» Description of the task: Pull every line containing "Objects" from the data.

═════ Information shown

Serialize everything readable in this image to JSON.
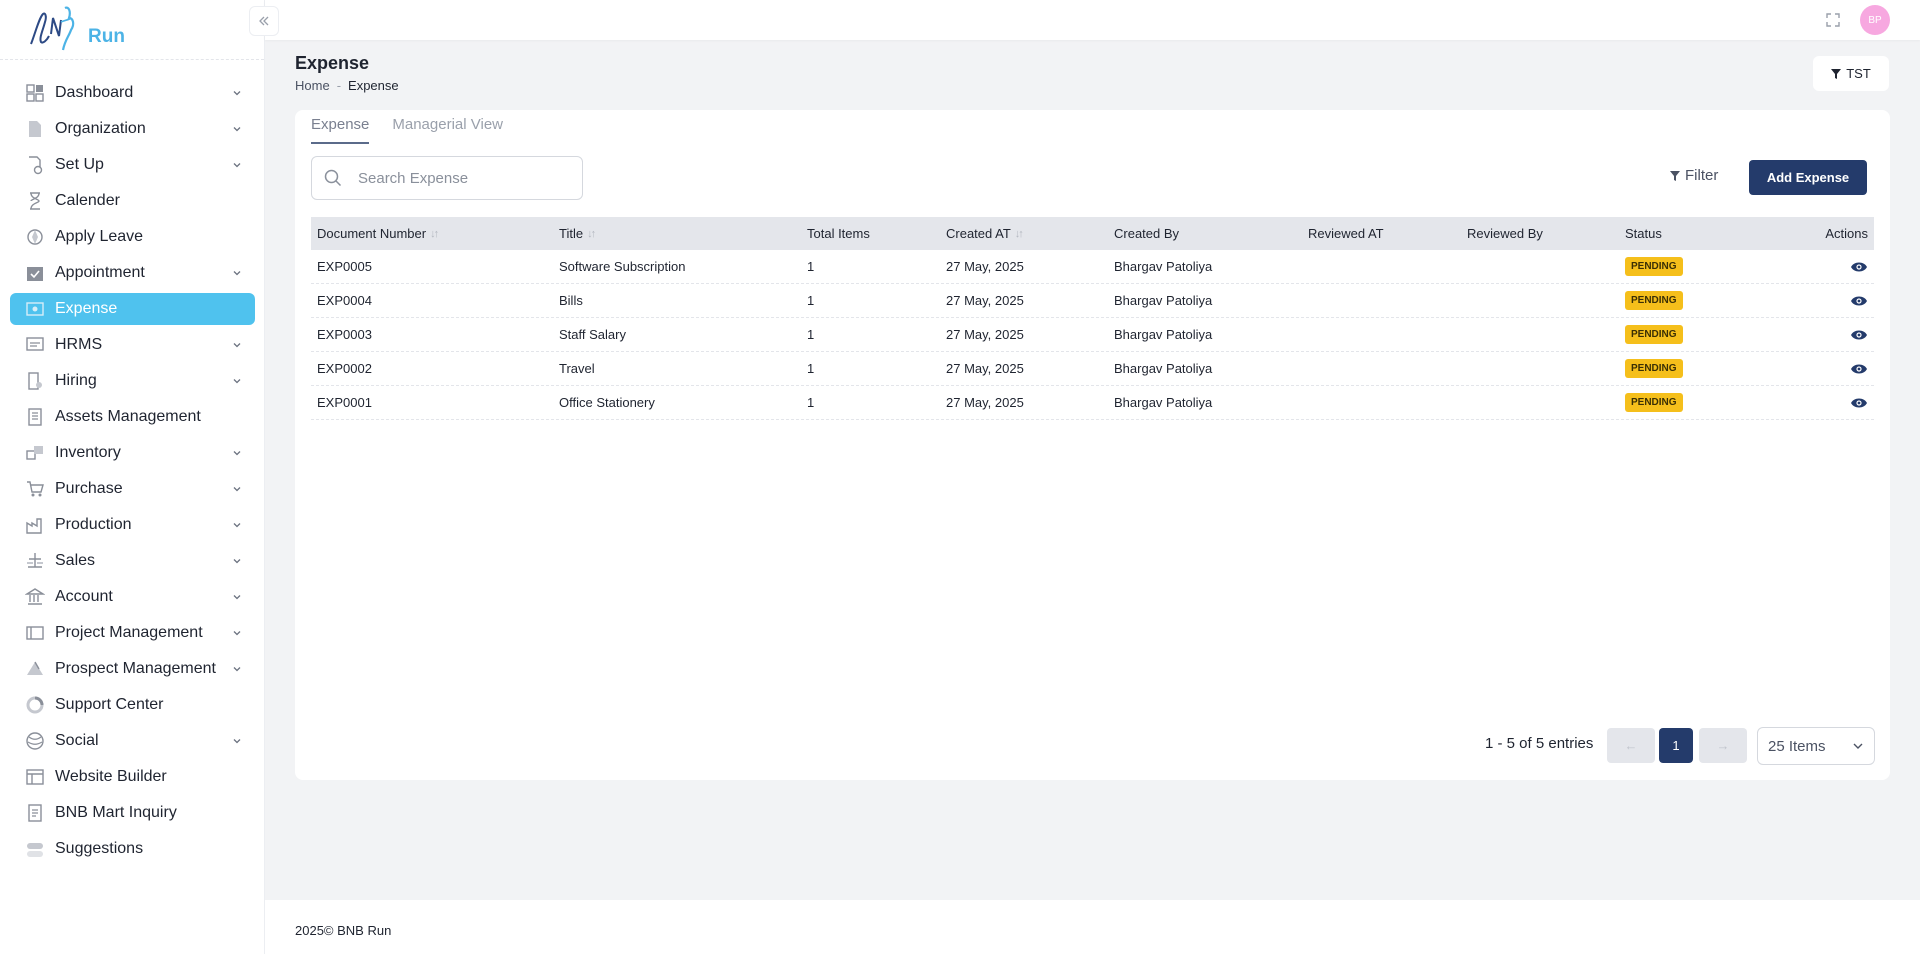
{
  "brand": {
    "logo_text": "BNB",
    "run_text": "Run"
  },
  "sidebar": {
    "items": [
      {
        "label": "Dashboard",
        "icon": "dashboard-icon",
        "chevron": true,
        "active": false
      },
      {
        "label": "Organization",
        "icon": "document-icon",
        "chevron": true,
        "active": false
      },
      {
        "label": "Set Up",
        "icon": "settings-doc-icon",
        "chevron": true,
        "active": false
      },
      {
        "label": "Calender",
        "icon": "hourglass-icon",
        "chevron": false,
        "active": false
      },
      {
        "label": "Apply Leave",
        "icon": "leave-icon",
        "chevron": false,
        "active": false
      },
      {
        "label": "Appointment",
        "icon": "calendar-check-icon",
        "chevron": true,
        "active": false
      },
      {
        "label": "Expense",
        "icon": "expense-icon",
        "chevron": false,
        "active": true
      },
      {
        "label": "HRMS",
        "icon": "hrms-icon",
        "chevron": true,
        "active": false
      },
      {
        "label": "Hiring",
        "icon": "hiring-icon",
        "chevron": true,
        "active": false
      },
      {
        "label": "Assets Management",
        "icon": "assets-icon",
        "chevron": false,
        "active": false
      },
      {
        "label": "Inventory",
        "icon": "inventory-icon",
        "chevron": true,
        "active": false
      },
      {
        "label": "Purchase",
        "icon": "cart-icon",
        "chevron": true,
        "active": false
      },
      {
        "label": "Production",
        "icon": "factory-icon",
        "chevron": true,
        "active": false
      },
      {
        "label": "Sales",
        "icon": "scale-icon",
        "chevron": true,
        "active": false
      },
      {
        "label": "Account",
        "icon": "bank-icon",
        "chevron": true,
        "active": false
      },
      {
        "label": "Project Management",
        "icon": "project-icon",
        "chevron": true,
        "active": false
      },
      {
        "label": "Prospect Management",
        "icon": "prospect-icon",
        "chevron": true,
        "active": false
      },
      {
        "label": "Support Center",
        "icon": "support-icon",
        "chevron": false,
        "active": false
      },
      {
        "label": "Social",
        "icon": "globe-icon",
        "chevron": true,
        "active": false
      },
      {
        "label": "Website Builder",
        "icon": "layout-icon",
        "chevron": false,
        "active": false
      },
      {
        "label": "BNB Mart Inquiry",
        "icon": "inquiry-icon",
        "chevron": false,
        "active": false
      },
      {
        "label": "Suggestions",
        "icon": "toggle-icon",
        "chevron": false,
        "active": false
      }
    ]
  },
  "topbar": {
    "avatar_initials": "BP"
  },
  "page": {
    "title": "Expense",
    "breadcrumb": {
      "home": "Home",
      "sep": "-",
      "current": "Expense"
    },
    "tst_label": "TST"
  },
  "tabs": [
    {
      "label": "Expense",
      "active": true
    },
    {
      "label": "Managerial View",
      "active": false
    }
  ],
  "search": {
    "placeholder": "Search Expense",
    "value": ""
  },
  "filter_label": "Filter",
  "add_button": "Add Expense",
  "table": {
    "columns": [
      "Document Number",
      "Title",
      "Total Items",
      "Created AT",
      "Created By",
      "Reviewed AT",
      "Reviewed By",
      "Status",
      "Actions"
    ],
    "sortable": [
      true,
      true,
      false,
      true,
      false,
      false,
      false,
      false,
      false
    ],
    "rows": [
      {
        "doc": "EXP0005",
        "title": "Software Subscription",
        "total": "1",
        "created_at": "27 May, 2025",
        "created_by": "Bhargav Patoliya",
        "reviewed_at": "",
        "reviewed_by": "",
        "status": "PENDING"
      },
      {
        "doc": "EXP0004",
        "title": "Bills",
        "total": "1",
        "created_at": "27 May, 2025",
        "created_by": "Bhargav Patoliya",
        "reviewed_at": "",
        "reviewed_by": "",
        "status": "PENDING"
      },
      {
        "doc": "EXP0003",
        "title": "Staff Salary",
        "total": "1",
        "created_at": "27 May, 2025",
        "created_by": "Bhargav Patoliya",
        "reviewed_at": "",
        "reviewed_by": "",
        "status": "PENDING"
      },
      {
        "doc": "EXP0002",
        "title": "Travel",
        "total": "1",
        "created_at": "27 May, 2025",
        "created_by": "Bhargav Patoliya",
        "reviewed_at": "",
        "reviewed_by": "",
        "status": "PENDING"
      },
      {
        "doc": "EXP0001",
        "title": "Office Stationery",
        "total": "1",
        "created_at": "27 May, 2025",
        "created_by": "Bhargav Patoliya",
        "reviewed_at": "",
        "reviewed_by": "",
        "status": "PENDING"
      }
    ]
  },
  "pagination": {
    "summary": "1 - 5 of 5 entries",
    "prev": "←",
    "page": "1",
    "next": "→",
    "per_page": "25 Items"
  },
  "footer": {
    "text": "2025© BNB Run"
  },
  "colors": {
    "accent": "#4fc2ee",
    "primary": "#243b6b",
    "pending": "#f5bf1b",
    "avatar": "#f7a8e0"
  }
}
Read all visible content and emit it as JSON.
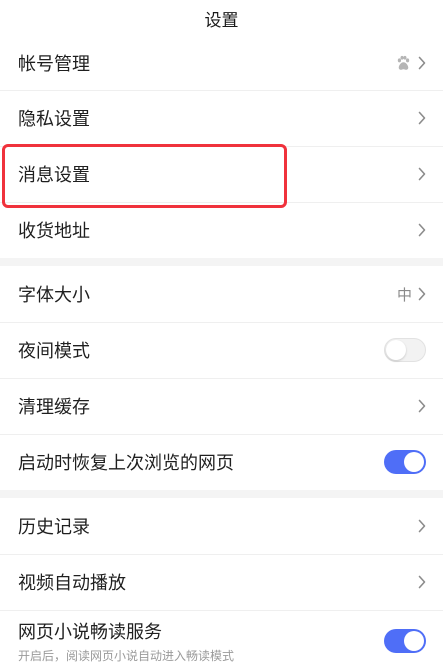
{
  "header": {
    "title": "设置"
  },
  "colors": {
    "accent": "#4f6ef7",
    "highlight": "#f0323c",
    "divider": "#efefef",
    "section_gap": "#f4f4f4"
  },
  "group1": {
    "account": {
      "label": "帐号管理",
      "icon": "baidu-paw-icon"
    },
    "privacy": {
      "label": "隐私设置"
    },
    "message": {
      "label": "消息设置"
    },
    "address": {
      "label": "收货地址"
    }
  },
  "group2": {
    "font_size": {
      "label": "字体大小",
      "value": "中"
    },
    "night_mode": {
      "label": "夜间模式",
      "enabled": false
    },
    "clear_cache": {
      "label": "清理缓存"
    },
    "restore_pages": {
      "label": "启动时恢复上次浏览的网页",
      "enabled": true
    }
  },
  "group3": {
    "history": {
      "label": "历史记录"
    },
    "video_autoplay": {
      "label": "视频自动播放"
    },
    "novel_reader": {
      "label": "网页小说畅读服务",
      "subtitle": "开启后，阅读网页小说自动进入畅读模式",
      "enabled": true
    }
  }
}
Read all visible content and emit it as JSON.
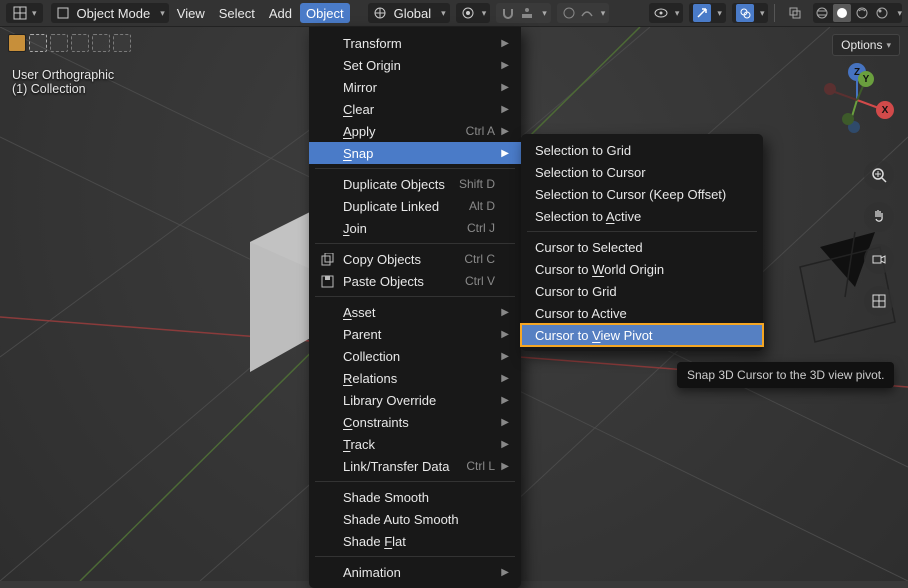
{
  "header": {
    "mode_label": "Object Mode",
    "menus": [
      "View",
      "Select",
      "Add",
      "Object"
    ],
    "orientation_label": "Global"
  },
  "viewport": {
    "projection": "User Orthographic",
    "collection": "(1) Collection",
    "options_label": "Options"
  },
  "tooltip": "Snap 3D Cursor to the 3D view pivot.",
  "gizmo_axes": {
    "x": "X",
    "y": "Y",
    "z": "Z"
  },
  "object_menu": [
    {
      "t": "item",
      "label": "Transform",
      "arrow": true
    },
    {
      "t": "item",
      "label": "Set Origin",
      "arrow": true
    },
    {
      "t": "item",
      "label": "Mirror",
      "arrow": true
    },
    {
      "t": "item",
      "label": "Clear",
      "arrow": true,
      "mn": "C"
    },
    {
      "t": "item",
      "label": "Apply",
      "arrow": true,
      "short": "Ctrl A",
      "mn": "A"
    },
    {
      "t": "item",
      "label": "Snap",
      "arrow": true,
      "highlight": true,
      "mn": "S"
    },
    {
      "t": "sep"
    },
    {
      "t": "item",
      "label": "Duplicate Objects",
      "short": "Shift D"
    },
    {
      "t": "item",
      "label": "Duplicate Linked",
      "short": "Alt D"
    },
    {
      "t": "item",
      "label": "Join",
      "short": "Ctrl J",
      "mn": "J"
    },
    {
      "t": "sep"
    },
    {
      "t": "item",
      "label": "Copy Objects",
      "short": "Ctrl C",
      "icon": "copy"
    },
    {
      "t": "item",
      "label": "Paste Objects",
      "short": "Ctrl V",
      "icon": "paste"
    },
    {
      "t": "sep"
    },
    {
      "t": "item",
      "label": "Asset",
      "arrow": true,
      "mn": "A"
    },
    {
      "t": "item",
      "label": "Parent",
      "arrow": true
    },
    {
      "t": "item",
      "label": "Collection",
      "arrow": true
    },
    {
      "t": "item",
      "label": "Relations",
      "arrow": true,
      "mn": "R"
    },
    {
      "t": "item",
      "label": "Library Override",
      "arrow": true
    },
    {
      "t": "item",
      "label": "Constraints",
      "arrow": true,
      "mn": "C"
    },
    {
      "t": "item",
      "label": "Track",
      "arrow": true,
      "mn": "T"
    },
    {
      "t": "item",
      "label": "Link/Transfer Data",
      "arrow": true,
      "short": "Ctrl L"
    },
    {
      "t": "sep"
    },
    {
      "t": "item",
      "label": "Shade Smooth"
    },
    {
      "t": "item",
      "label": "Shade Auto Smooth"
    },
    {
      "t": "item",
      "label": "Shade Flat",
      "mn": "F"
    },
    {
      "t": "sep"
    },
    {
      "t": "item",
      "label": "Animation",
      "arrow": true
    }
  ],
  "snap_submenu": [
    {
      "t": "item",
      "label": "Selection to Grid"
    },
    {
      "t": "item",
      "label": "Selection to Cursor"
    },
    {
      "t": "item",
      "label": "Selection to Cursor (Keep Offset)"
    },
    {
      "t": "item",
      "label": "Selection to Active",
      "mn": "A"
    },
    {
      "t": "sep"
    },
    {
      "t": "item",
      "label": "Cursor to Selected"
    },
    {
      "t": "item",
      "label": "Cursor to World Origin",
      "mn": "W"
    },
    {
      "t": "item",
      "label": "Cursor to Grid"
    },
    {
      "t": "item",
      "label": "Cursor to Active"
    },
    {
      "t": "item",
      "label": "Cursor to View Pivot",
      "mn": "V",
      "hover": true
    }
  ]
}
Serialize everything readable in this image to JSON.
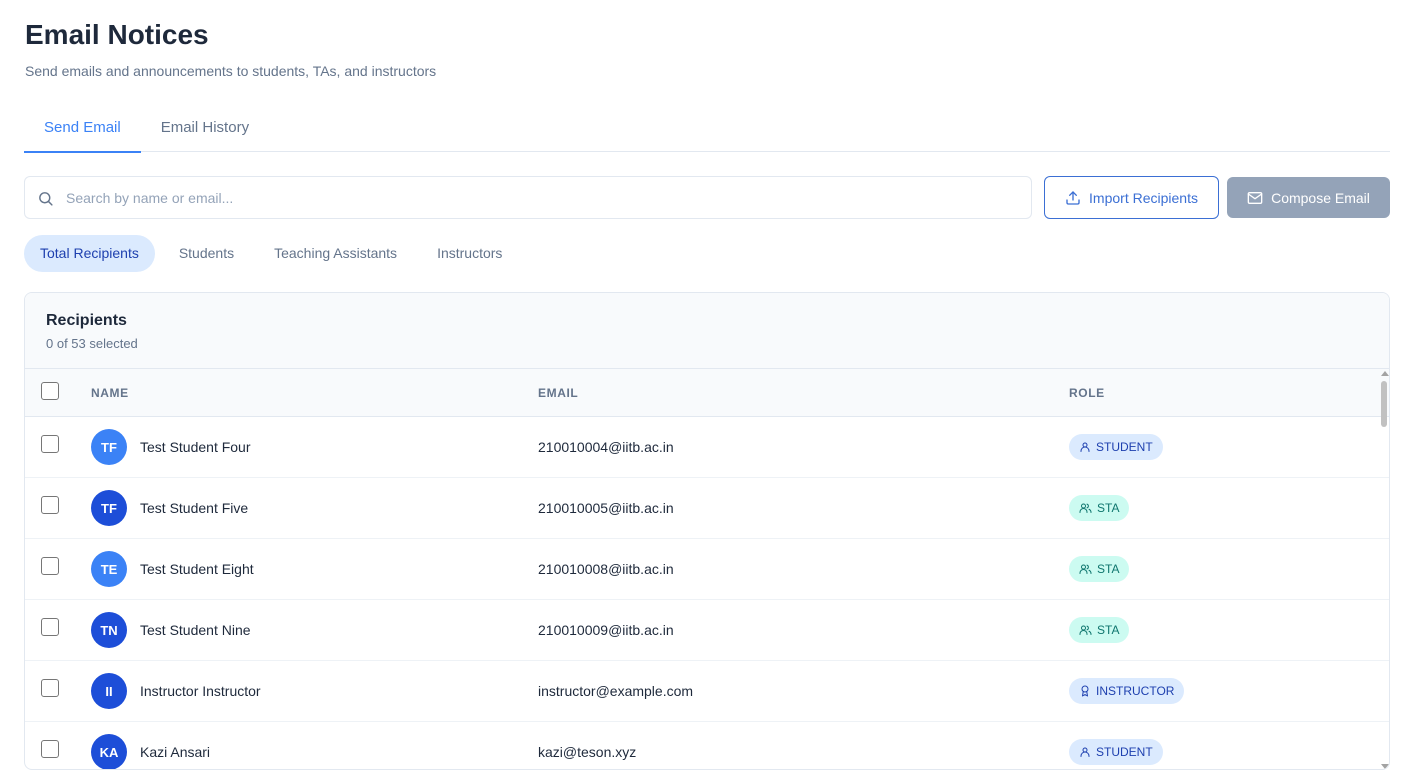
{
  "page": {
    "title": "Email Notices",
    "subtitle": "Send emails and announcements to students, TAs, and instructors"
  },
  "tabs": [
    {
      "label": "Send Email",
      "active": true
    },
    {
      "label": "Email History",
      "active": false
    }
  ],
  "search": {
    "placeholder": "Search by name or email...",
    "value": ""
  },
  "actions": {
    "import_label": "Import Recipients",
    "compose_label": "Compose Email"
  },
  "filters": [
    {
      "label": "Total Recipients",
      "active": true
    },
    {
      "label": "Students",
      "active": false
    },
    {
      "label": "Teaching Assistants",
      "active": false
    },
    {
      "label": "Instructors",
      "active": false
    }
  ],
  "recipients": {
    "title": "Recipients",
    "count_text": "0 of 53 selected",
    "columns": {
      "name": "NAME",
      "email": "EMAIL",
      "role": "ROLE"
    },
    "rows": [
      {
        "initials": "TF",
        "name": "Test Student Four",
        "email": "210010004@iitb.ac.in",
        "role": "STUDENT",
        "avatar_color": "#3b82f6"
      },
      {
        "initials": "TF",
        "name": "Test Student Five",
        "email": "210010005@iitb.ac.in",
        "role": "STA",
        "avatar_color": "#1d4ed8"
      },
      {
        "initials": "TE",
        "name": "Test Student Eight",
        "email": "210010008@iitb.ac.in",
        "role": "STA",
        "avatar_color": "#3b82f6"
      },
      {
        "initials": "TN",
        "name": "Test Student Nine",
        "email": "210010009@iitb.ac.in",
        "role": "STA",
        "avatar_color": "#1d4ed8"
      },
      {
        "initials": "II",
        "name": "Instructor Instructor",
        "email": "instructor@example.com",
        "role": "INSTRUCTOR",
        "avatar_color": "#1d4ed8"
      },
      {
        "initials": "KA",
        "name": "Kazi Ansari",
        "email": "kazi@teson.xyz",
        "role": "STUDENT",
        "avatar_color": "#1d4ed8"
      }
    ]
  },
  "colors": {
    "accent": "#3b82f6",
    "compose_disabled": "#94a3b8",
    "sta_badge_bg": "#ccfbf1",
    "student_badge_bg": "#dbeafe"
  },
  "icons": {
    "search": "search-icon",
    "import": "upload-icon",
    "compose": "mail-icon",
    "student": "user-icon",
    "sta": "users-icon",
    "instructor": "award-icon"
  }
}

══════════

» Answer to the exercise:
      "label": "Duplicate Objects",
      "label": "Copy Objects",
      "label": "Paste Objects",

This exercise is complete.